cover image The Last Chairlift

The Last Chairlift

John Irving. Simon & Schuster, $35 (912p) ISBN 978-1-5011-8927-2
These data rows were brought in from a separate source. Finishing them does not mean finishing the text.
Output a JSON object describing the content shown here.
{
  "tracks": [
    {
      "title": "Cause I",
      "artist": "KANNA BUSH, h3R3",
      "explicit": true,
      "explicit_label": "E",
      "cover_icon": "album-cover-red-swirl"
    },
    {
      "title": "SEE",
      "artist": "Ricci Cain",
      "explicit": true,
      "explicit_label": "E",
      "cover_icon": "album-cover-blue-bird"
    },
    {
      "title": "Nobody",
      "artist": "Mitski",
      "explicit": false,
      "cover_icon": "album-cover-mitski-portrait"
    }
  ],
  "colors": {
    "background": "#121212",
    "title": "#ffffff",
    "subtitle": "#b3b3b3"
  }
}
This overblown and underplotted behemoth of a novel from Irving (The World According to Garp) follows the idiosyncratic journey to adulthood of Adam, an illegitimate child born and raised in New England who becomes a writer. The search for Adam’s father’s identity provides a thriller element, but it never generates much narrative momentum. Dickensian in scope, the book includes multiple story lines, notably the complex love life of Adam’s lesbian mother, Little Ray, a ski instructor who marries a man who will identify as a woman. Nora, an outspoken lesbian cousin who’s a victim of sexual violence, also plays a significant role. Along the way, Irving chronicles American society from the 1950s to roughly the present, focused on feminism and sexual intolerance. His enormous imagination, his storytelling gifts, and his intelligence are all on display, but this feels more like a coda to his career, if one with a still-resonant theme about family and the maternal relationship: “We’re alone in the way we love our mothers, or in the way we don’t.” Irving’s fans may love this, but it’s not the place to start for anyone new to his work. Agents: Dean Cooke, Cooke McDermid, and Janet Turnbull, Turnbull Agency. (Oct.)